He was educated at Harrow School, Trinity College, Dublin and Merton College, Oxford University. He succeeded to the title as 2nd Baron Ashbourne, of Ashbourne, County Meath in 1913 and held the office of Justice of the Peace for County Dublin and County Meath. He was a founder of the Roger Bacon Society and Vice-President of the Irish Literary Society. he was the author of The Abbe de Lammenais and the Liberal Catholic Movement in France and was a contributor to The Dublin and other reviews. In 1896, he married Marianne de Monbrison (died 1953), daughter of Henri Roger Conquerré de Monbrison of Paris, a French Protestant from the Languedoc. Marianne's sister was married to Count Edmond de Poutales. Lord and Lady Ashbourne left no children.[citation needed]

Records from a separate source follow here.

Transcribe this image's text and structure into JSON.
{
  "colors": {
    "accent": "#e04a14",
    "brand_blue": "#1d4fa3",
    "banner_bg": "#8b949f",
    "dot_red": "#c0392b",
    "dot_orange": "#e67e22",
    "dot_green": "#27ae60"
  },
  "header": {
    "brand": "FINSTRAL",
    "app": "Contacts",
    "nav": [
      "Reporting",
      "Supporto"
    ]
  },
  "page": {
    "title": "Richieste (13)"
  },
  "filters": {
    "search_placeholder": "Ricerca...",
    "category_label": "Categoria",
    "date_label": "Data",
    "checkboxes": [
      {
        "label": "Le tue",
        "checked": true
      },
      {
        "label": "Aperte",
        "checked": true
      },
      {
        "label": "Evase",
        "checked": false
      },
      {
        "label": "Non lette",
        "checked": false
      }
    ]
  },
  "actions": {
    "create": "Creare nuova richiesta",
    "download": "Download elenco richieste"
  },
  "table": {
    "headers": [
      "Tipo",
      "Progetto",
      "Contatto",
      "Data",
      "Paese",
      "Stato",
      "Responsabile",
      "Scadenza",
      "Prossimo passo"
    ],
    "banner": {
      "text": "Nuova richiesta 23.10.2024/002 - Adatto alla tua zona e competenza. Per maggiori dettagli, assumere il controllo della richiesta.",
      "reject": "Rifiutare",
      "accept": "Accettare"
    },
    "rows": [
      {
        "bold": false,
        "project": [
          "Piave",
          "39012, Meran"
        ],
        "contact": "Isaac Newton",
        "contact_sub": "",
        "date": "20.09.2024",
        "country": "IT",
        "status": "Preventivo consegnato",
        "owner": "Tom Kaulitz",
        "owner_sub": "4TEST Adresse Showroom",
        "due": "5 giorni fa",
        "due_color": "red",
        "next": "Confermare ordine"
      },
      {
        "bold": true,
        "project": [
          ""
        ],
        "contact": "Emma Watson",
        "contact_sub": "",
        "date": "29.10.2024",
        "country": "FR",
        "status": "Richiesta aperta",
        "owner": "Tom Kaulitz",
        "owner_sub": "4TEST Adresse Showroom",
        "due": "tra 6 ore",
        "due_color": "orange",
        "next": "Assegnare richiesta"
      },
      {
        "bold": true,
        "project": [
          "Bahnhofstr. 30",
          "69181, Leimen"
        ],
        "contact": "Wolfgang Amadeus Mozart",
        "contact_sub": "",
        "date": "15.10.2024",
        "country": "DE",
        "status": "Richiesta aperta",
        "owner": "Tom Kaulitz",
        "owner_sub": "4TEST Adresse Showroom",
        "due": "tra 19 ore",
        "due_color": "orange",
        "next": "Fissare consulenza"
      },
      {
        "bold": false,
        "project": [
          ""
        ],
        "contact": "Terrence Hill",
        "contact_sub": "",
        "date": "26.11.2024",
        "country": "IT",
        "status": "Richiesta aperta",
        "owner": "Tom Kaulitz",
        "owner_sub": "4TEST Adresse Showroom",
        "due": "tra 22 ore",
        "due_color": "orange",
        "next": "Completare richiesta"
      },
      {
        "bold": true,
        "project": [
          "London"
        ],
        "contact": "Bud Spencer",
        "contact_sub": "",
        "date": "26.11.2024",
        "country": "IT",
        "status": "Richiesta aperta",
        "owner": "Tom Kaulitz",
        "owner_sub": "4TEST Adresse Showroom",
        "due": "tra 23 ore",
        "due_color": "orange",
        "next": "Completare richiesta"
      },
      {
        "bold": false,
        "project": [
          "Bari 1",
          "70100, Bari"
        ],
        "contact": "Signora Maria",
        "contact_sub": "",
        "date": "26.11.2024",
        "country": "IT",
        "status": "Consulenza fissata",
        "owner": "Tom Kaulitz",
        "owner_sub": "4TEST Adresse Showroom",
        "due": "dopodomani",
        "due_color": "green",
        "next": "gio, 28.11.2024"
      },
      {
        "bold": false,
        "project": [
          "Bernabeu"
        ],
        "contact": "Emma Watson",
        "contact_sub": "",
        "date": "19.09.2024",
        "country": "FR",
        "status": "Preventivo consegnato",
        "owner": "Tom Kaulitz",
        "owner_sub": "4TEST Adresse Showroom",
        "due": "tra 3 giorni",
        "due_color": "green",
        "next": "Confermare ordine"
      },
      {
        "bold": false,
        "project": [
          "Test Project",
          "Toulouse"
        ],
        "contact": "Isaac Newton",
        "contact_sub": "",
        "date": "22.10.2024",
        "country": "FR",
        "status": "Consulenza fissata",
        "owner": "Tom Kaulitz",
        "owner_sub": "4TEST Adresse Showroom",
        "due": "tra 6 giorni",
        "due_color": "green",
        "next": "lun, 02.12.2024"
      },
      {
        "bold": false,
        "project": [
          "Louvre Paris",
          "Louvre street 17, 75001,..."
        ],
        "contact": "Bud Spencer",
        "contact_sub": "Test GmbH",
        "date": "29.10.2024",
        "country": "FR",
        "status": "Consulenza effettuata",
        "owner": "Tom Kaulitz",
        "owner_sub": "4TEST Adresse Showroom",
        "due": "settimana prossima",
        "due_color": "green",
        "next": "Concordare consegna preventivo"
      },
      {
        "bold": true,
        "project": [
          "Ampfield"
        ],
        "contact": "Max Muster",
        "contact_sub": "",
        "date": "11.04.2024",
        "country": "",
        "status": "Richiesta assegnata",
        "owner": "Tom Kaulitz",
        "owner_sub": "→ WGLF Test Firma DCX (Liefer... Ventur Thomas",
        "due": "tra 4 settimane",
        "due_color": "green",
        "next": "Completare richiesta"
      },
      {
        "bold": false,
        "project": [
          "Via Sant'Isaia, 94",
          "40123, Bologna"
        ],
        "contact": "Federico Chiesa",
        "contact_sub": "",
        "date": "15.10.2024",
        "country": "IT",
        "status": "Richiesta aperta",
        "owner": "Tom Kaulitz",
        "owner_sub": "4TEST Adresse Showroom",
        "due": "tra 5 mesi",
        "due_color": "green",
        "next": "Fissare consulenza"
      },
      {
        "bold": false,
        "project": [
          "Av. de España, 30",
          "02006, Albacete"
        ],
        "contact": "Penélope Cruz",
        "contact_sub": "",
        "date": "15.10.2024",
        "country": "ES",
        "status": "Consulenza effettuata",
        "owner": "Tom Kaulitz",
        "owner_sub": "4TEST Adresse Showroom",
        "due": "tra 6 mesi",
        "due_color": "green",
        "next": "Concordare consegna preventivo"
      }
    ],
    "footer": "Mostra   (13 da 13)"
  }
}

Gibson was an enthusiastic cultural nationalist and converted to Catholicism. He insisted in speaking only Irish, even in the House of Lords, and rather than speak English to those who didn't speak Irish, the only other language he would converse in was French. He adopted Irish dress and was a member of Conradh na Gaeilge.[1]

His father had left in his will £100,000 (roughly £7 million at today's rate), and though 'Willie' was the eldest son and heir, because of his nationalist leanings, he was left with only a 'paltry' £800, the bulk having been passed to his younger brother, Edward Gibson (1873–1928), father of the 3rd Baron Ashbourne.[2]

Mary Leslie, a member of the family of the Leslie family of Glaslough, Monaghan said of Lord Ashbourne:

:"I am so interested by the Ashbourne's son, a half hatched philosopher & saint who has an article in this 19th Century & is writing on "Danton" for the next. He has the eyes of a Melanethon but the mouth & wit of a Paddy. He was a positivist before he turned Catholic. He has the worst clothes of any philosopher I've met..."

For all his Irishness, he lived near Dorking, Surrey, before he and his wife removed to France, where they lived at Compagnie, where he died. On the back of a letter that he wrote to his wife in 1937, he wrote the opening lines of a poem:

"I turned away, my soul was rich with sadness, And wondered thence in brooding reverie..."

Publications[edit]

The Abbe de Lamennais and the liberal Catholic movement in France, 1896.[3]

External links[edit]

References[edit]

Peerage of the United Kingdom
Preceded by
Edward Gibson
Baron Ashbourne
1913–1942
Succeeded by
Edward Russell Gibson